Eliot had been alone for so much of his life that he’d all but forgotten there could be an alternative. He was a drifter, and that was that. People tried, occasionally, to befriend him but it always became apparent that he was not interested in their friendship. He was alone, and content enough to be so.
It hadn’t always been that way. There had been the almost bright years of tentative hope, the times when he dreamed of it being another way. The cosmos had always whispered a promise that there was another for everyone. Eliot saw it in nature, in the most unlikely couplings, and it created an ache inside. He searched their eyes, offered them his reluctant smile, but he could not find his promised other. In time he accepted that the cosmic whisper was a lie. For some, Eliot knew, there was simply solitude.
Eliot sometimes thought that if he had been a different type of person, a more robust character, he might have handled his secret differently, and that could have made the world of difference. Instead of hiding it like a thing of shame, another person might have held it up with pride. They might even have had the temerity to present it to a disbelieving (and dare he think it – awestruck?) world as a gift from God. Why not? Some are adulated for their talent, but what was talent but an oddity fate had bestowed upon them? Searing beauty, a heavenly voice, insatiable curiosity or skill with a ball, these were nothing more than chance results of genetic fate, and yet those blessed with such oddities conquered the world.
But there would be no world-conquering for Eliot. When his peculiarity had first been noticed by someone outside the family, his father had taught him the tricks of concealment and thus ushered in the shame. If only during those sensitive years when he saw kingdoms in the clouds and marveled at the mystery of a creature as alien as a lizard cocking its head to look a boy in the eye, when he was a soft and unshaped thing, if only his father had treated it all with less reverence Eliot might have conquered the world. Or at least been a part of it.

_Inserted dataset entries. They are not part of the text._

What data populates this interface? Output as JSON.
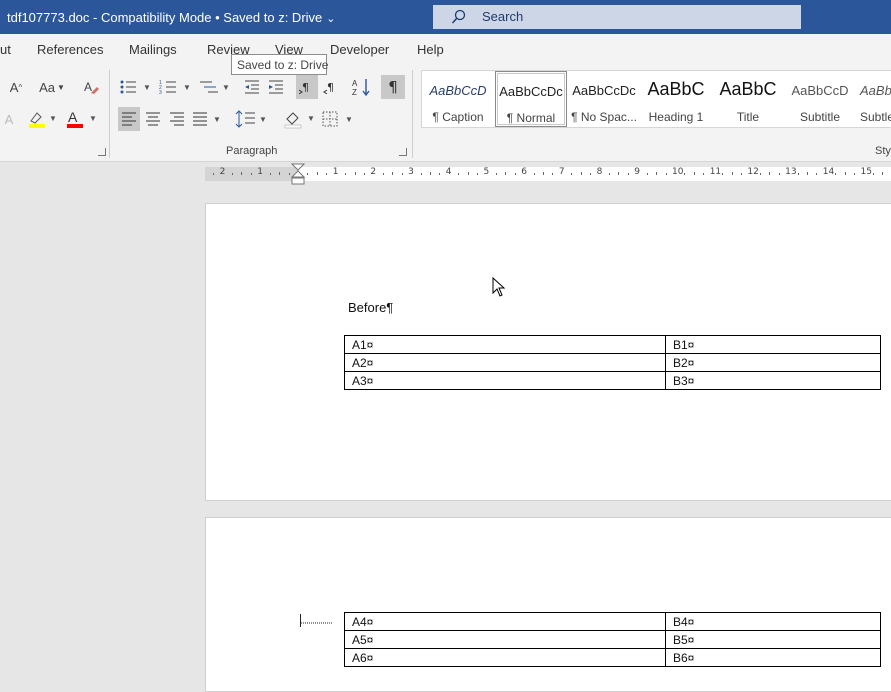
{
  "titlebar": {
    "title": "tdf107773.doc  -  Compatibility Mode • Saved to z: Drive",
    "chevron": "⌄"
  },
  "search": {
    "label": "Search"
  },
  "tabs": [
    "ut",
    "References",
    "Mailings",
    "Review",
    "View",
    "Developer",
    "Help"
  ],
  "tooltip": "Saved to z: Drive",
  "ribbon": {
    "font_size_up": "A",
    "change_case": "Aa",
    "highlight_color": "#ffff00",
    "font_color": "#ff0000",
    "paragraph_group": "Paragraph",
    "styles_group": "Sty"
  },
  "styles": [
    {
      "preview": "AaBbCcD",
      "name": "¶ Caption"
    },
    {
      "preview": "AaBbCcDc",
      "name": "¶ Normal"
    },
    {
      "preview": "AaBbCcDc",
      "name": "¶ No Spac..."
    },
    {
      "preview": "AaBbC",
      "name": "Heading 1"
    },
    {
      "preview": "AaBbC",
      "name": "Title"
    },
    {
      "preview": "AaBbCcD",
      "name": "Subtitle"
    },
    {
      "preview": "AaBbC",
      "name": "Subtle"
    }
  ],
  "ruler": {
    "left_numbers": [
      "2",
      "1"
    ],
    "right_numbers": [
      "1",
      "2",
      "3",
      "4",
      "5",
      "6",
      "7",
      "8",
      "9",
      "10",
      "11",
      "12",
      "13",
      "14",
      "15"
    ]
  },
  "document": {
    "before_text": "Before¶",
    "table1": [
      [
        "A1¤",
        "B1¤"
      ],
      [
        "A2¤",
        "B2¤"
      ],
      [
        "A3¤",
        "B3¤"
      ]
    ],
    "table2": [
      [
        "A4¤",
        "B4¤"
      ],
      [
        "A5¤",
        "B5¤"
      ],
      [
        "A6¤",
        "B6¤"
      ]
    ]
  }
}
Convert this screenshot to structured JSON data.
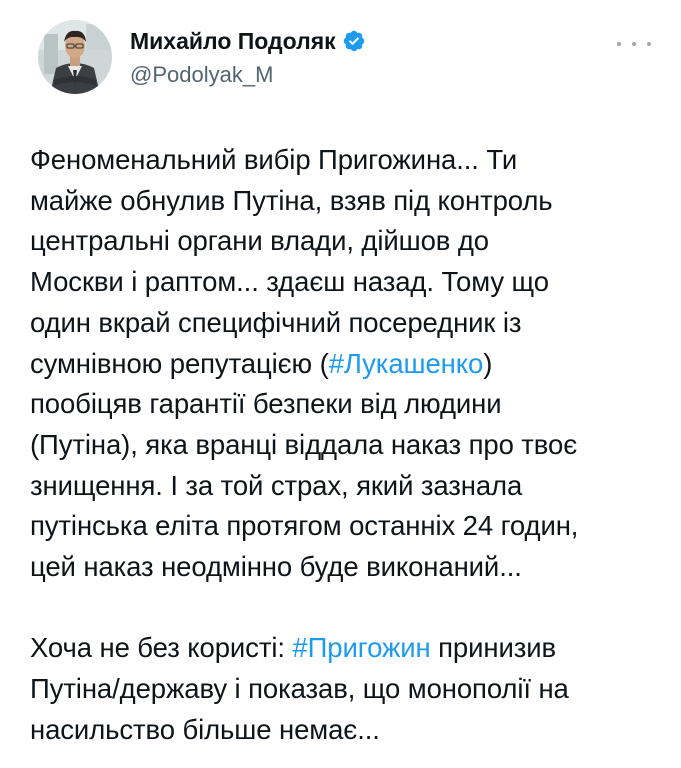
{
  "author": {
    "display_name": "Михайло Подоляк",
    "handle": "@Podolyak_M",
    "verified": true,
    "verified_icon": "verified-badge-icon",
    "verified_color": "#1d9bf0"
  },
  "menu": {
    "icon": "more-options-icon"
  },
  "tweet": {
    "paragraph1": {
      "l1": "Феноменальний вибір Пригожина... Ти",
      "l2": "майже обнулив Путіна, взяв під контроль",
      "l3": "центральні органи влади, дійшов до",
      "l4": "Москви і раптом... здаєш назад. Тому що",
      "l5": "один вкрай специфічний посередник із",
      "l6_before": "сумнівною репутацією (",
      "l6_tag": "#Лукашенко",
      "l6_after": ")",
      "l7": "пообіцяв гарантії безпеки від людини",
      "l8": "(Путіна), яка вранці віддала наказ про твоє",
      "l9": "знищення. І за той страх, який зазнала",
      "l10": "путінська еліта протягом останніх 24 годин,",
      "l11": "цей наказ неодмінно буде виконаний..."
    },
    "paragraph2": {
      "l1_before": "Хоча не без користі: ",
      "l1_tag": "#Пригожин",
      "l1_after": " принизив",
      "l2": "Путіна/державу і показав, що монополії на",
      "l3": "насильство більше немає..."
    }
  },
  "colors": {
    "text": "#0f1419",
    "secondary": "#536471",
    "link": "#1d9bf0"
  }
}
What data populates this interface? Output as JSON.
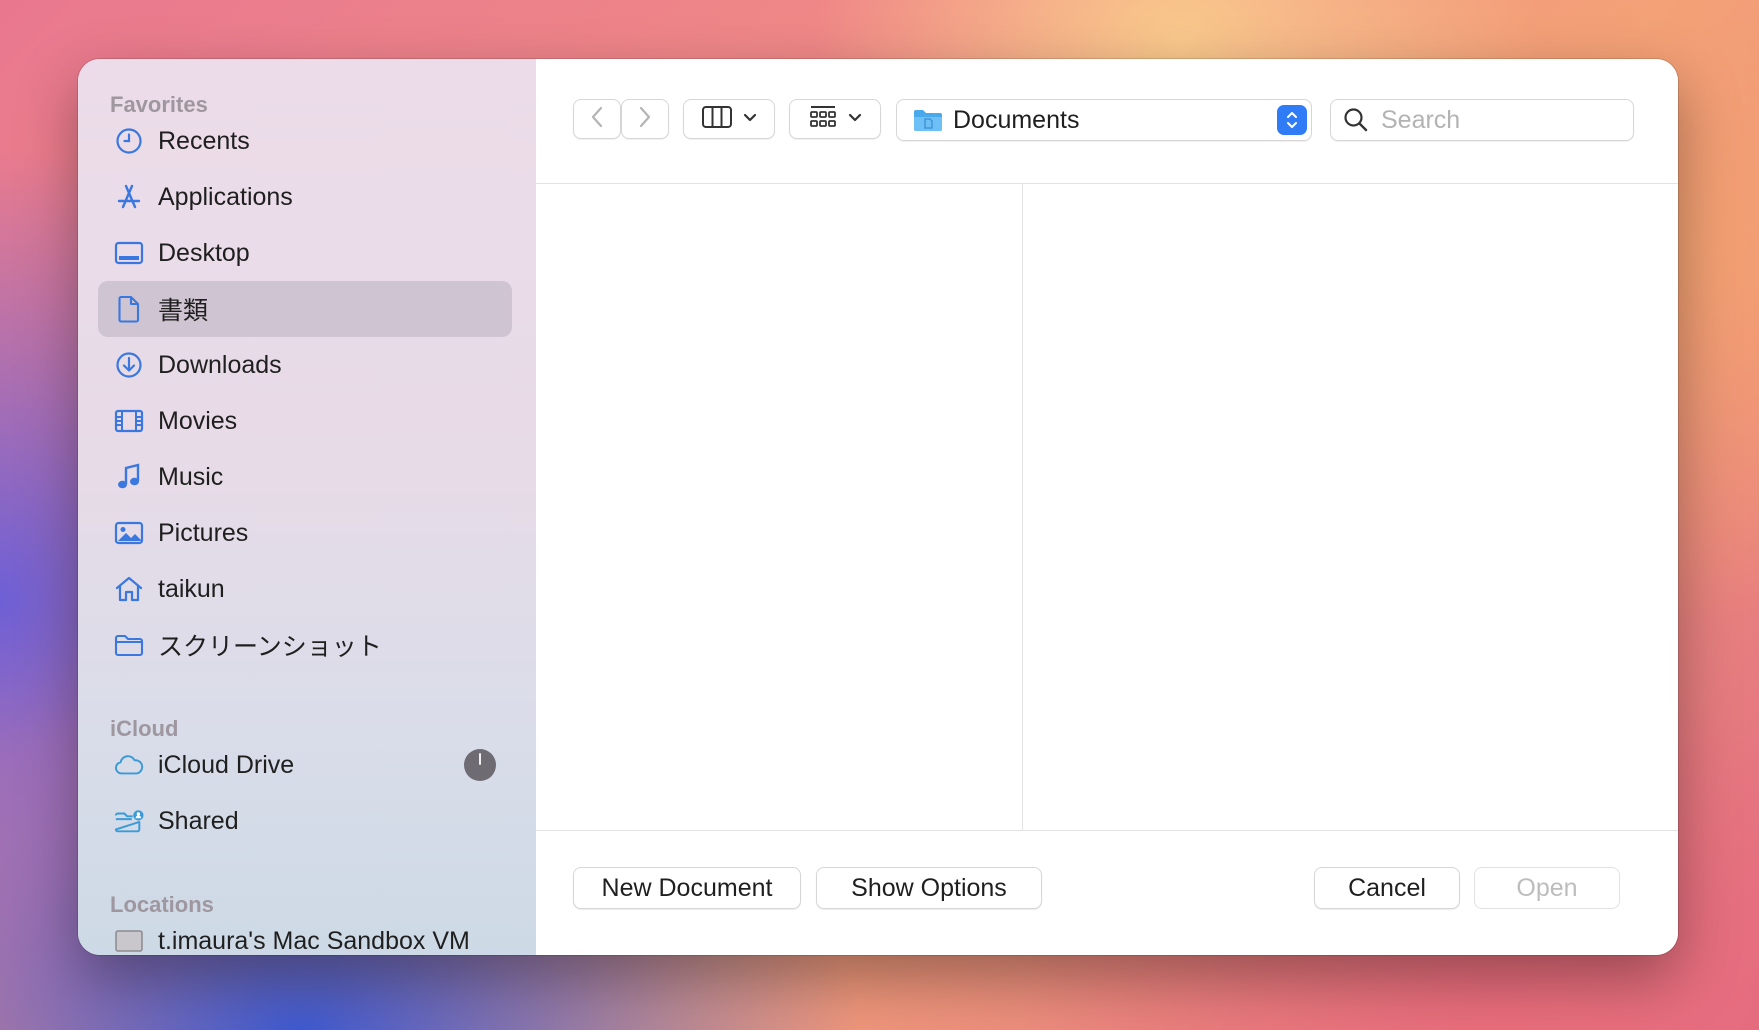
{
  "sidebar": {
    "favorites_header": "Favorites",
    "favorites": [
      {
        "label": "Recents",
        "icon": "clock-icon"
      },
      {
        "label": "Applications",
        "icon": "apps-icon"
      },
      {
        "label": "Desktop",
        "icon": "desktop-icon"
      },
      {
        "label": "書類",
        "icon": "document-icon",
        "selected": true
      },
      {
        "label": "Downloads",
        "icon": "download-icon"
      },
      {
        "label": "Movies",
        "icon": "film-icon"
      },
      {
        "label": "Music",
        "icon": "music-note-icon"
      },
      {
        "label": "Pictures",
        "icon": "photo-icon"
      },
      {
        "label": "taikun",
        "icon": "home-icon"
      },
      {
        "label": "スクリーンショット",
        "icon": "folder-icon"
      }
    ],
    "icloud_header": "iCloud",
    "icloud": [
      {
        "label": "iCloud Drive",
        "icon": "cloud-icon"
      },
      {
        "label": "Shared",
        "icon": "shared-folder-icon"
      }
    ],
    "locations_header": "Locations",
    "locations": [
      {
        "label": "t.imaura's Mac Sandbox VM",
        "icon": "computer-icon"
      }
    ]
  },
  "toolbar": {
    "location_name": "Documents",
    "search_placeholder": "Search"
  },
  "footer": {
    "new_document": "New Document",
    "show_options": "Show Options",
    "cancel": "Cancel",
    "open": "Open"
  },
  "colors": {
    "accent": "#2f7cf6",
    "icon_blue": "#3a78e0",
    "selection": "#cfc4d1"
  }
}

But he had been told by his father that it was a thing to be concealed, so Eliot concealed. He learned the tricks, learned how to appear normal, he learned to deceive. When that period of his time had passed when he hoped there might be the luxury of another, he wandered.
And eventually, he wondered: If I can’t be me, why am I here?
Eliot decided that there must be another place for him. No place on this Earth, but some other place. He eventually decided it was time to leave.
On a clear, still night, exposed to the white glare of a full moon, Eliot climbed the disused bridge. He climbed the rusted iron with the same stoicism he’d performed all his tasks through all his life. Each task was simply something that must be done.
Eliot was not expecting to see someone else on the bridge. He had intended to end his life the way he had lived it, but here was this other peering out into the void, and Eliot could sense somehow that she too had had enough of life in this world. And where Eliot had considered his own solitary departure the most natural thing, he felt a shock of unbearable sadness that another could feel the same.
She saw him in the moonlight, just as she was about to leap, and it was just as though Eliot had caught her, caught her in his arms, caught her just in time.
The full moon stared blankly down at them, and when Eliot had somehow convinced her that there was more left to be done, she noticed Eliot’s secret, and she was puzzled.
“You have two shadows,” she told him. “How is that so?”
And Eliot, gazing down, smiled with a joy he’d never felt in his entire life.
“You have no shadow,” Eliot replied. “How is that so?”
They moved closer together and looked down at their two shadows, and saw a new beginning.